(Data about app and page elements)
--------------------------------
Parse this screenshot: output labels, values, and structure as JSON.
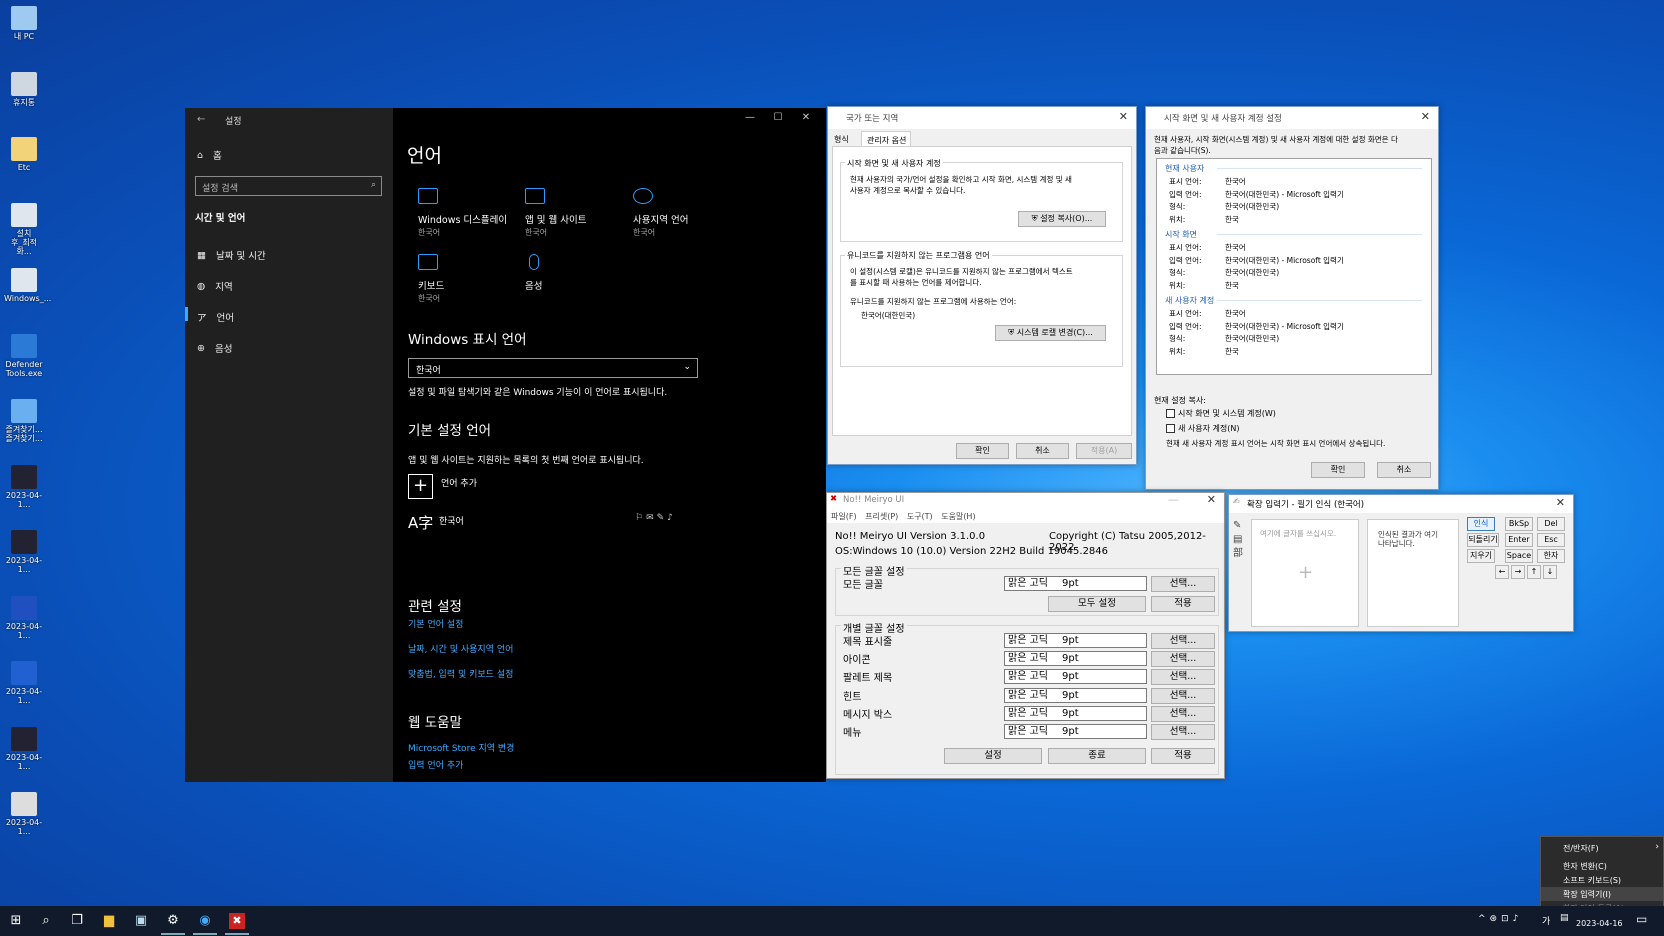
{
  "desktop": {
    "icons": [
      "내 PC",
      "휴지통",
      "Etc",
      "설치\n후_최적화...",
      "Windows_...",
      "Defender\nTools.exe",
      "즐겨찾기...\n즐겨찾기...",
      "2023-04-1...",
      "2023-04-1...",
      "2023-04-1...",
      "2023-04-1...",
      "2023-04-1...",
      "2023-04-1..."
    ]
  },
  "settings": {
    "title": "설정",
    "home": "홈",
    "search_placeholder": "설정 검색",
    "category": "시간 및 언어",
    "nav": [
      "날짜 및 시간",
      "지역",
      "언어",
      "음성"
    ],
    "heading": "언어",
    "tiles": [
      {
        "label": "Windows 디스플레이",
        "sub": "한국어"
      },
      {
        "label": "앱 및 웹 사이트",
        "sub": "한국어"
      },
      {
        "label": "사용지역 언어",
        "sub": "한국어"
      },
      {
        "label": "키보드",
        "sub": "한국어"
      },
      {
        "label": "음성",
        "sub": ""
      }
    ],
    "display_lang_title": "Windows 표시 언어",
    "display_lang_value": "한국어",
    "display_lang_desc": "설정 및 파일 탐색기와 같은 Windows 기능이 이 언어로 표시됩니다.",
    "pref_title": "기본 설정 언어",
    "pref_desc": "앱 및 웹 사이트는 지원하는 목록의 첫 번째 언어로 표시됩니다.",
    "add_lang": "언어 추가",
    "lang_item": "한국어",
    "related_title": "관련 설정",
    "related_links": [
      "기본 언어 설정",
      "날짜, 시간 및 사용지역 언어",
      "맞춤법, 입력 및 키보드 설정"
    ],
    "web_title": "웹 도움말",
    "web_links": [
      "Microsoft Store 지역 변경",
      "입력 언어 추가"
    ]
  },
  "region": {
    "title": "국가 또는 지역",
    "tabs": [
      "형식",
      "관리자 옵션"
    ],
    "group1_title": "시작 화면 및 새 사용자 계정",
    "group1_desc1": "현재 사용자의 국가/언어 설정을 확인하고 시작 화면, 시스템 계정 및 새",
    "group1_desc2": "사용자 계정으로 복사할 수 있습니다.",
    "copy_btn": "설정 복사(O)...",
    "group2_title": "유니코드를 지원하지 않는 프로그램용 언어",
    "group2_desc1": "이 설정(시스템 로캘)은 유니코드를 지원하지 않는 프로그램에서 텍스트",
    "group2_desc2": "를 표시할 때 사용하는 언어를 제어합니다.",
    "group2_label": "유니코드를 지원하지 않는 프로그램에 사용하는 언어:",
    "group2_value": "한국어(대한민국)",
    "locale_btn": "시스템 로캘 변경(C)...",
    "ok": "확인",
    "cancel": "취소",
    "apply": "적용(A)"
  },
  "welcome": {
    "title": "시작 화면 및 새 사용자 계정 설정",
    "desc1": "현재 사용자, 시작 화면(시스템 계정) 및 새 사용자 계정에 대한 설정 화면은 다",
    "desc2": "음과 같습니다(S).",
    "sections": [
      {
        "name": "현재 사용자",
        "rows": [
          [
            "표시 언어:",
            "한국어"
          ],
          [
            "입력 언어:",
            "한국어(대한민국) - Microsoft 입력기"
          ],
          [
            "형식:",
            "한국어(대한민국)"
          ],
          [
            "위치:",
            "한국"
          ]
        ]
      },
      {
        "name": "시작 화면",
        "rows": [
          [
            "표시 언어:",
            "한국어"
          ],
          [
            "입력 언어:",
            "한국어(대한민국) - Microsoft 입력기"
          ],
          [
            "형식:",
            "한국어(대한민국)"
          ],
          [
            "위치:",
            "한국"
          ]
        ]
      },
      {
        "name": "새 사용자 계정",
        "rows": [
          [
            "표시 언어:",
            "한국어"
          ],
          [
            "입력 언어:",
            "한국어(대한민국) - Microsoft 입력기"
          ],
          [
            "형식:",
            "한국어(대한민국)"
          ],
          [
            "위치:",
            "한국"
          ]
        ]
      }
    ],
    "copy_title": "현재 설정 복사:",
    "chk1": "시작 화면 및 시스템 계정(W)",
    "chk2": "새 사용자 계정(N)",
    "note": "현재 새 사용자 계정 표시 언어는 시작 화면 표시 언어에서 상속됩니다.",
    "ok": "확인",
    "cancel": "취소"
  },
  "meiryo": {
    "title": "No!! Meiryo UI",
    "menu": [
      "파일(F)",
      "프리셋(P)",
      "도구(T)",
      "도움말(H)"
    ],
    "version": "No!! Meiryo UI Version 3.1.0.0",
    "copyright": "Copyright (C) Tatsu 2005,2012-2022",
    "os": "OS:Windows 10 (10.0) Version 22H2 Build 19045.2846",
    "all_group": "모든 글꼴 설정",
    "all_label": "모든 글꼴",
    "font": "맑은 고딕",
    "size": "9pt",
    "select": "선택...",
    "all_set": "모두 설정",
    "apply": "적용",
    "indiv_group": "개별 글꼴 설정",
    "items": [
      "제목 표시줄",
      "아이콘",
      "팔레트 제목",
      "힌트",
      "메시지 박스",
      "메뉴"
    ],
    "settings_btn": "설정",
    "exit_btn": "종료"
  },
  "handime": {
    "title": "확장 입력기 - 필기 인식 (한국어)",
    "input_hint": "여기에 글자를 쓰십시오.",
    "result_hint": "인식된 결과가 여기 나타납니다.",
    "recognize": "인식",
    "undo": "되돌리기",
    "erase": "지우기",
    "keys": [
      "BkSp",
      "Del",
      "Enter",
      "Esc",
      "Space",
      "한자",
      "←",
      "→",
      "↑",
      "↓"
    ]
  },
  "ime_menu": {
    "items": [
      "전/반자(F)",
      "한자 변환(C)",
      "소프트 키보드(S)",
      "확장 입력기(I)",
      "한자 단어 등록(A)"
    ]
  },
  "taskbar": {
    "date": "2023-04-16",
    "tray_ime": "가"
  }
}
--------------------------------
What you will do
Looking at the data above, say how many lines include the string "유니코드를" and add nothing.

Exercise answer
3